With no Glee til next week, we go all the way back to last week (jeez!) for the fallout from one of the best episodes of the third season.
So previously on Glee: we got Puck and Quinn trying to get their baby back through a series of Dick Dastardly-esque plots to prove their suitability as parents, but oh no Puck is kissing Shelby so whose side is he on? Answer: Team Puck. Everyone is angry at each other because of: school Presidency campaigning, applying for drama school, running for the Ohio Congress, starting up a rival glee club. Intrigue!
This week kicks off with Puck still madly infatuated with Shelby, aka Rachel’s previously estranged mother, aka the woman currently raising his child. Unsettling on several levels, not least the one where the chap playing Puck is about thirty, but Glee seems to be having fun with that. And sure, “Hot for Teacher” might not be an alarmingly creative song choice, but it works with his character and gives the boy cast a chance to do some high-intensity mic-stand choreography (Mike Chang, Dreamy Blaine) and thrash around behind a drum kit (Finn). Bless Finn, he tries.
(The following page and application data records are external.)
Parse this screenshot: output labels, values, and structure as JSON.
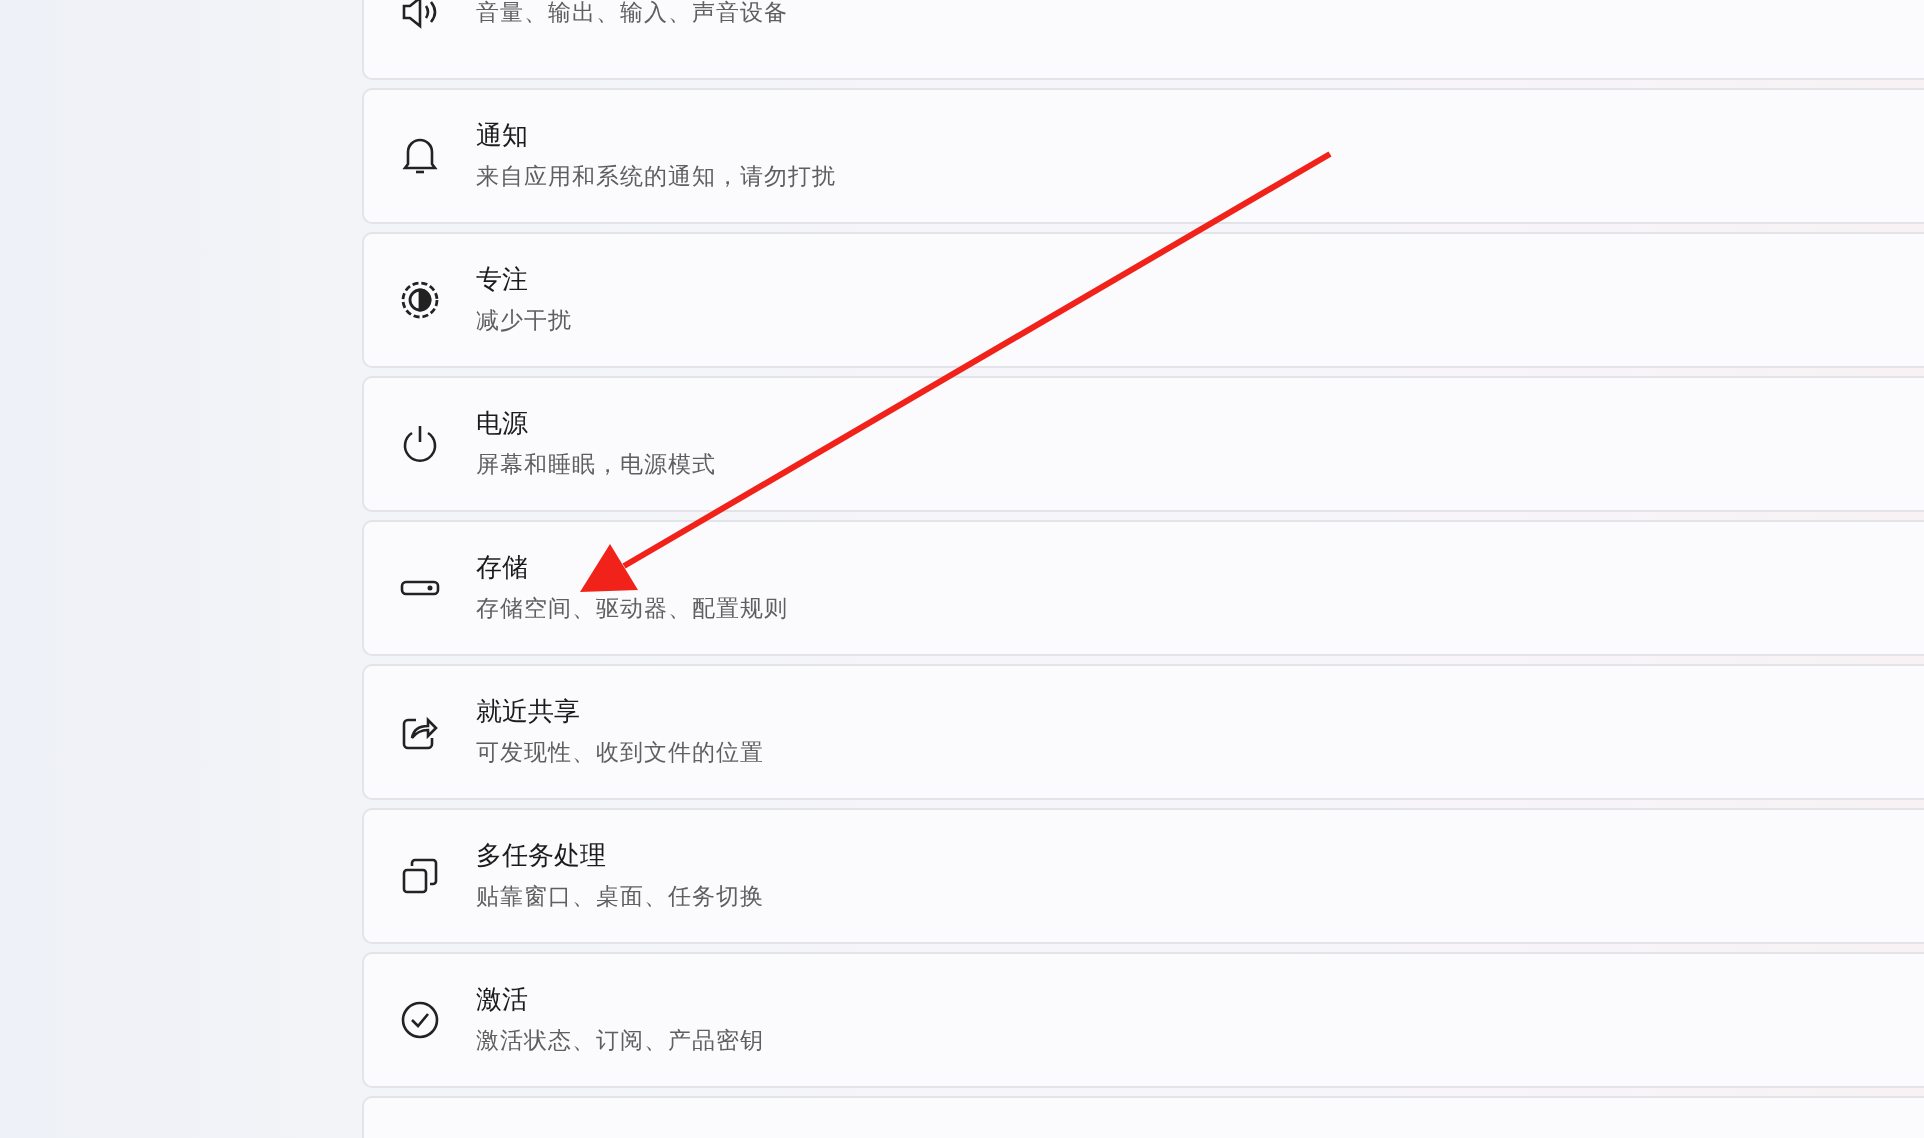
{
  "settings_list": [
    {
      "subtitle": "音量、输出、输入、声音设备"
    },
    {
      "title": "通知",
      "subtitle": "来自应用和系统的通知，请勿打扰"
    },
    {
      "title": "专注",
      "subtitle": "减少干扰"
    },
    {
      "title": "电源",
      "subtitle": "屏幕和睡眠，电源模式"
    },
    {
      "title": "存储",
      "subtitle": "存储空间、驱动器、配置规则"
    },
    {
      "title": "就近共享",
      "subtitle": "可发现性、收到文件的位置"
    },
    {
      "title": "多任务处理",
      "subtitle": "贴靠窗口、桌面、任务切换"
    },
    {
      "title": "激活",
      "subtitle": "激活状态、订阅、产品密钥"
    }
  ]
}
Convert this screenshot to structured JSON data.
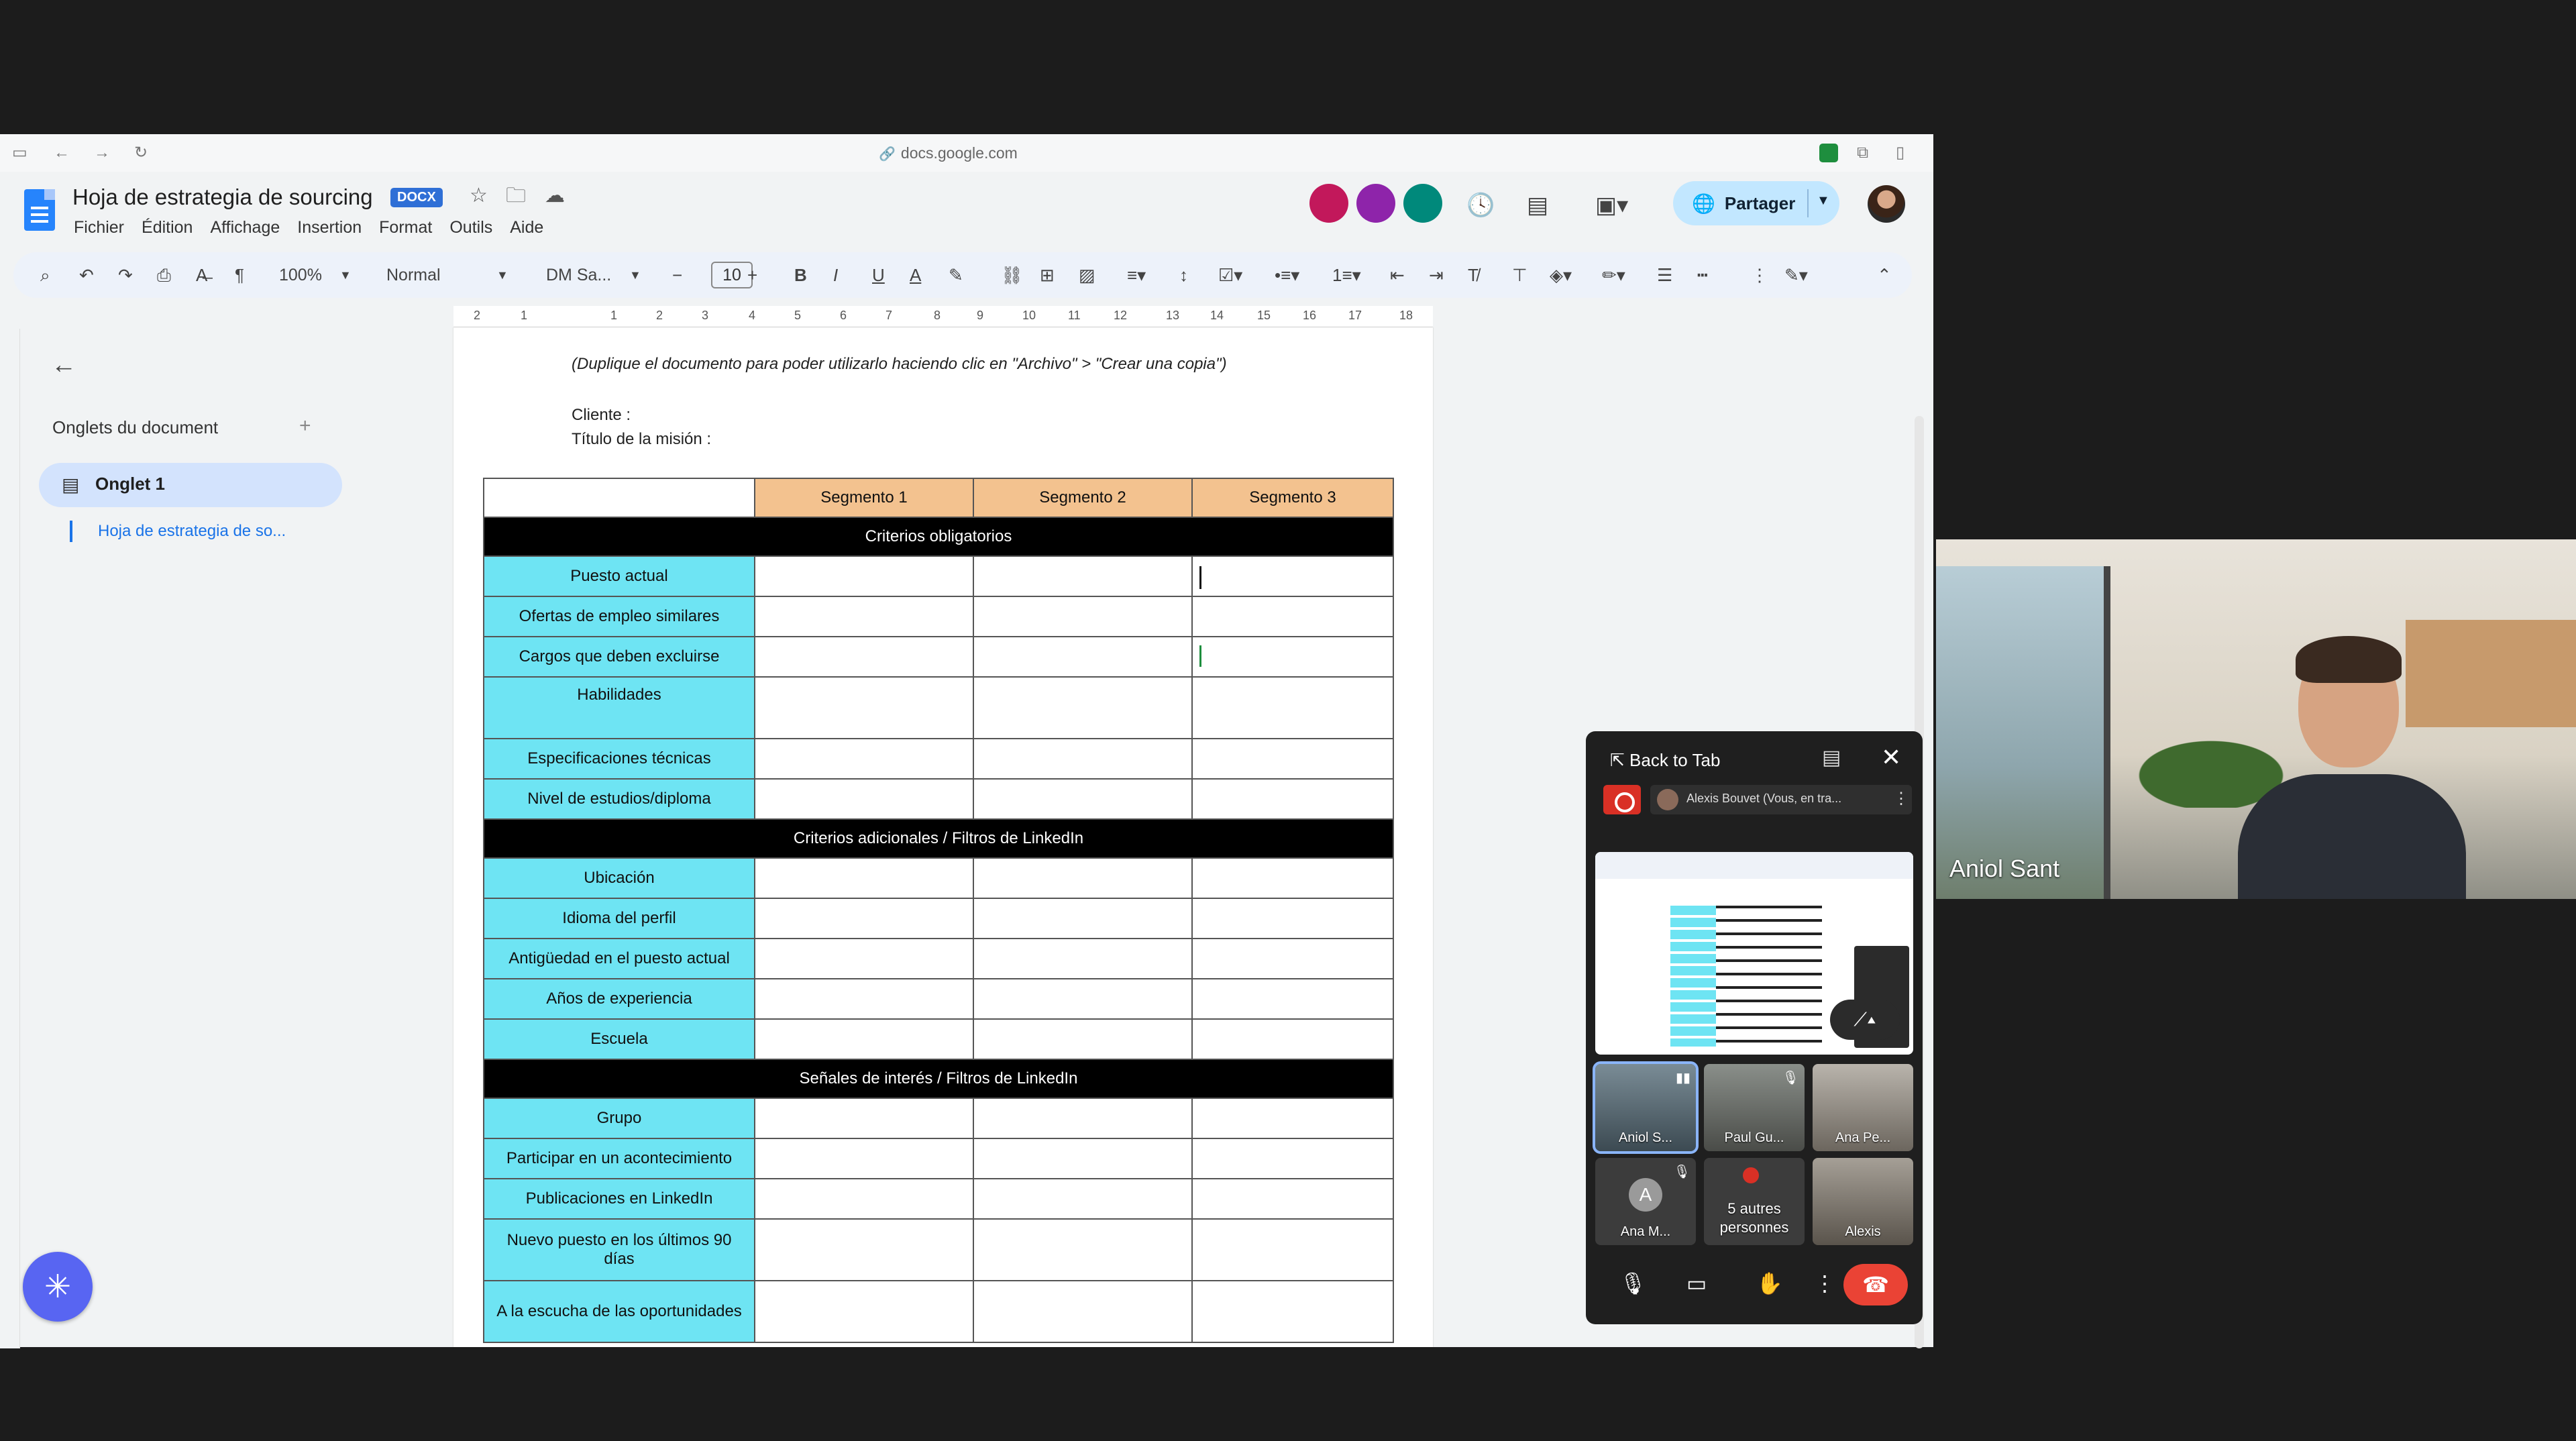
{
  "browser": {
    "url": "docs.google.com"
  },
  "doc": {
    "title": "Hoja de estrategia de sourcing",
    "badge": "DOCX",
    "menu": [
      "Fichier",
      "Édition",
      "Affichage",
      "Insertion",
      "Format",
      "Outils",
      "Aide"
    ],
    "share_label": "Partager"
  },
  "toolbar": {
    "zoom": "100%",
    "style": "Normal",
    "font": "DM Sa...",
    "font_size": "10"
  },
  "ruler_numbers": [
    "2",
    "1",
    "1",
    "2",
    "3",
    "4",
    "5",
    "6",
    "7",
    "8",
    "9",
    "10",
    "11",
    "12",
    "13",
    "14",
    "15",
    "16",
    "17",
    "18"
  ],
  "side_panel": {
    "title": "Onglets du document",
    "tab_label": "Onglet 1",
    "sub_item": "Hoja de estrategia de so..."
  },
  "page": {
    "note": "(Duplique el documento para poder utilizarlo haciendo clic en \"Archivo\" > \"Crear una copia\")",
    "client_label": "Cliente :",
    "mission_label": "Título de la misión :"
  },
  "table": {
    "headers": [
      "Segmento 1",
      "Segmento 2",
      "Segmento 3"
    ],
    "sections": [
      {
        "title": "Criterios obligatorios",
        "rows": [
          "Puesto actual",
          "Ofertas de empleo similares",
          "Cargos que deben excluirse",
          "Habilidades",
          "Especificaciones técnicas",
          "Nivel de estudios/diploma"
        ]
      },
      {
        "title": "Criterios adicionales / Filtros de LinkedIn",
        "rows": [
          "Ubicación",
          "Idioma del perfil",
          "Antigüedad en el puesto actual",
          "Años de experiencia",
          "Escuela"
        ]
      },
      {
        "title": "Señales de interés / Filtros de LinkedIn",
        "rows": [
          "Grupo",
          "Participar en un acontecimiento",
          "Publicaciones en LinkedIn",
          "Nuevo puesto en los últimos 90 días",
          "A la escucha de las oportunidades"
        ]
      }
    ]
  },
  "meet": {
    "back_label": "Back to Tab",
    "presenter": "Alexis Bouvet (Vous, en tra...",
    "tiles": [
      "Aniol S...",
      "Paul Gu...",
      "Ana Pe...",
      "Ana M...",
      "5 autres personnes",
      "Alexis"
    ]
  },
  "camera": {
    "name": "Aniol Sant"
  }
}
The fantasy musical number is immediately trumped by Sue Sylvester’s political ad, featuring MS Paint accusations of Burt Hummel having a baboon heart transplant and marrying a donkey, quick-fire logical leaps between extraneous pieces of trivia, all matched with Jane Lynch’s straight-up delivery in front of a gigantic American flag (“I’m Sue Sylvester, I have a human heart, and I approve this message.”), which is a recipe for delicious, fattening comedy muffins. Nom.
So the conceit for the episode is something called a “Mash-Off”, which is totes a Thing, and is introduced by Mr Schu and Shelby doing the Lady Gaga and Crystal Gayle versions of “You and I” while Mr Shoe does his best I’m So Digging This Song You Guys Shoo-face. Shue. In any case, the New Directions and the Troubletones are going to face off in time-honoured high school fashion: dodgeball! Why not. One spirited Pat Benatar/Blondie mashup later the Irish guy has a bloody nose and Kurt just wants everyone to stop fighting.
A note on the Irish guy. He is not the greatest actor, but between this and Boardwalk Empire I have all the Irish I can handle. When Santana says “mouth” with an Ulster accent I was wrought with a nostalgia that I have not yet shaken. Thank you for your time.
Speaking of Santana, her ‘Finn = fat’ campaign has reached critical mass and after a pretty entertaining litany of his performative flaws the big guy lashes out in the most emotionally engaged and insightful way, to whit, that Santana’s uncertain relationship with Brittany is upsetting her more than she’ll admit, and she should come to terms with her sexuality.
Puck informs Idina Menzel he will no longer be Muttley in Quinn’s Catch the Pigeon schemes. Meh. I don’t really buy him doing anything but the worst possible ideas as part of Puck’s Quantum Theory of the Worst of All Possible Ideas.
The class president debate! Brief political satire via a dude with dude hair telling teachers what to do because he pays their wages through, like, his dad’s tax. Then Brittany reminds us why we all love Brittany by being Brittany all over our faces – she pledges to outlaw the murderous rampages of tornadoes. After Kurt’s noble, mature proposal to outlaw the institutionalised bullying of dodgeball is golf-clapped off stage, Rachel apologises for her dirty tactics campaign and urges the constituents to move their votes to Team Hummel. Incidentally, for a thorough examination of Kurt’s wardrobe this week, check out the Vulture recap. Fried gold.
Suddenly, anti-Sue attack ad out of NOWHERE! It publicly outs Santana, criticising Sue for letting such a deviant into the highest position of authority a teenager can hold before casting similar aspersions on Sue herself. Santana exits the scene in tears, with “my parents don’t even know yet.” The fear and anger and emotional charge are all there in spades, and bravo, Glee, it’s been a while since things got so raw.
Even better, it carries over into the final number, Adele’s “Rumour has It/Someone Like You”, one of the best of the year. Better to show than tell:
Finally, Santana exits stage front and accuses Finn of orchestrating the advert, and slaps him square across his doughy cheeks. End scene.
Good time to get back into McKinley High! The ongoing Puckline is getting a little dry, but otherwise there were actual personality developments going on that were keenly executed, and the difference between Kurt and Santana’s experiences of becoming openly gay could hardly have been better handled. Here’s hoping for more of the same next week!
How’s this semester been for you? Give us your thoughts in the comments.